provide RAIM integrity monitoring. The GPS

navigation solution may be acceptable, but the

integrity of the solution cannot be determined. The

second type indicates that the RAIM integrity

monitor has detected a potential error and that there

is an inconsistency in the navigation solution for the

given phase of flight. Without RAIM capability, the

pilot has no assurance of the accuracy of the GPS

position.

4. Selective Availability.  Selective Availability

(SA) is a method by which the accuracy of GPS is

intentionally degraded. This feature was designed to

deny hostile use of precise GPS positioning data. SA

was discontinued on May 1, 2000, but many GPS

receivers are designed to assume that SA is still

active. New receivers may take advantage of the

discontinuance of SA based on the performance

values in ICAO Annex 10.

b. Operational Use of GPS. U.S. civil operators

may use approved GPS equipment in oceanic

airspace, certain remote areas, the National Airspace

System and other States as authorized (please consult

the applicable Aeronautical Information Publica-

tion). Equipage other than GPS may be required for

the desired operation. GPS navigation is used for both

Visual Flight Rules (VFR) and Instrument Flight

Rules (IFR) operations.

1. VFR Operations

(a) GPS navigation has become an asset to

VFR pilots by providing increased navigational

capabilities and enhanced situational awareness.

Although GPS has provided many benefits to the

VFR pilot, care must be exercised to ensure that

system capabilities are not exceeded. VFR pilots
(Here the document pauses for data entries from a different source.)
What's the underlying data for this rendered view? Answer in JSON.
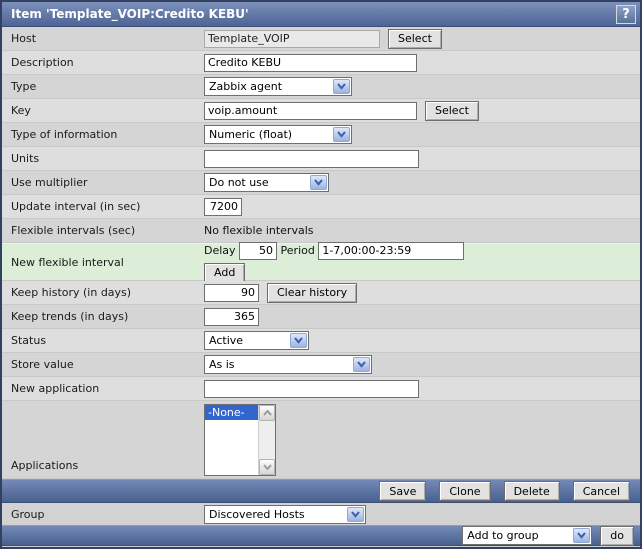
{
  "window": {
    "title": "Item 'Template_VOIP:Credito KEBU'",
    "help_label": "?"
  },
  "form": {
    "host": {
      "label": "Host",
      "value": "Template_VOIP",
      "select_button": "Select"
    },
    "description": {
      "label": "Description",
      "value": "Credito KEBU"
    },
    "type": {
      "label": "Type",
      "value": "Zabbix agent"
    },
    "key": {
      "label": "Key",
      "value": "voip.amount",
      "select_button": "Select"
    },
    "type_of_information": {
      "label": "Type of information",
      "value": "Numeric (float)"
    },
    "units": {
      "label": "Units",
      "value": ""
    },
    "use_multiplier": {
      "label": "Use multiplier",
      "value": "Do not use"
    },
    "update_interval": {
      "label": "Update interval (in sec)",
      "value": "7200"
    },
    "flexible_intervals": {
      "label": "Flexible intervals (sec)",
      "value": "No flexible intervals"
    },
    "new_flexible_interval": {
      "label": "New flexible interval",
      "delay_label": "Delay",
      "delay_value": "50",
      "period_label": "Period",
      "period_value": "1-7,00:00-23:59",
      "add_button": "Add"
    },
    "keep_history": {
      "label": "Keep history (in days)",
      "value": "90",
      "clear_button": "Clear history"
    },
    "keep_trends": {
      "label": "Keep trends (in days)",
      "value": "365"
    },
    "status": {
      "label": "Status",
      "value": "Active"
    },
    "store_value": {
      "label": "Store value",
      "value": "As is"
    },
    "new_application": {
      "label": "New application",
      "value": ""
    },
    "applications": {
      "label": "Applications",
      "options": [
        "-None-"
      ],
      "selected": "-None-"
    }
  },
  "footer_buttons": {
    "save": "Save",
    "clone": "Clone",
    "delete": "Delete",
    "cancel": "Cancel"
  },
  "group_row": {
    "label": "Group",
    "value": "Discovered Hosts"
  },
  "action_bar": {
    "select_value": "Add to group",
    "do_button": "do"
  },
  "colors": {
    "titlebar_blue_top": "#7c90ba",
    "titlebar_blue_bottom": "#4d6496",
    "row_dark": "#d5d5d5",
    "row_light": "#dedede",
    "flexible_row_green": "#dcedd8",
    "selection_blue": "#3366cc",
    "window_border": "#32415f"
  }
}
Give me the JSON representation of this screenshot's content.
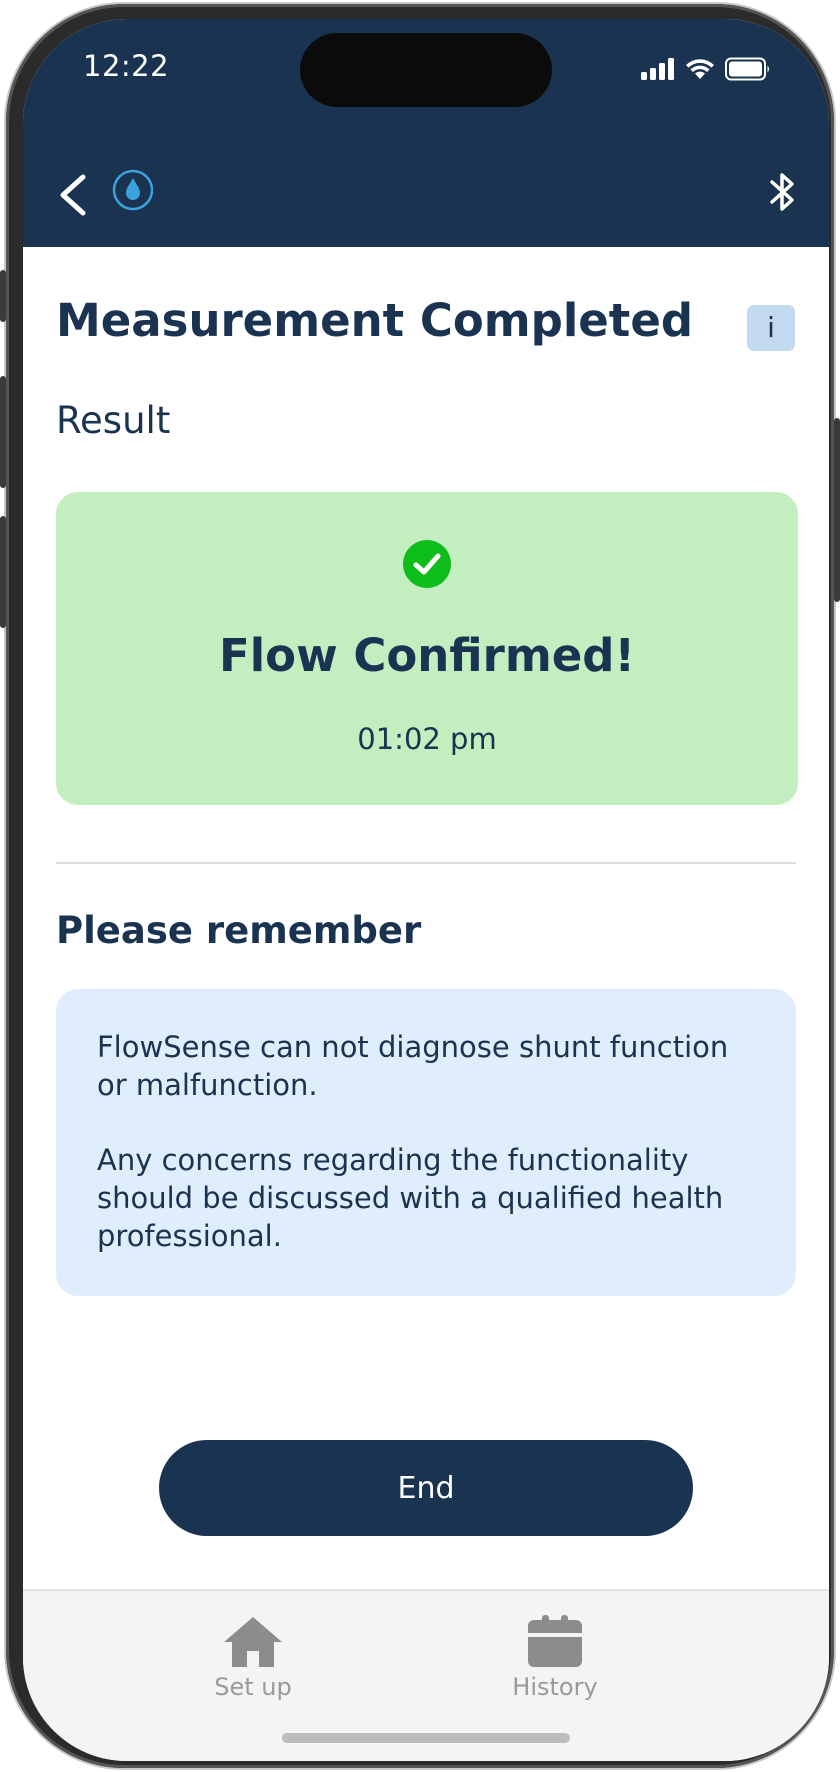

should integrate GPS navigation with electronic

navigation (when possible), as well as pilotage and

dead reckoning.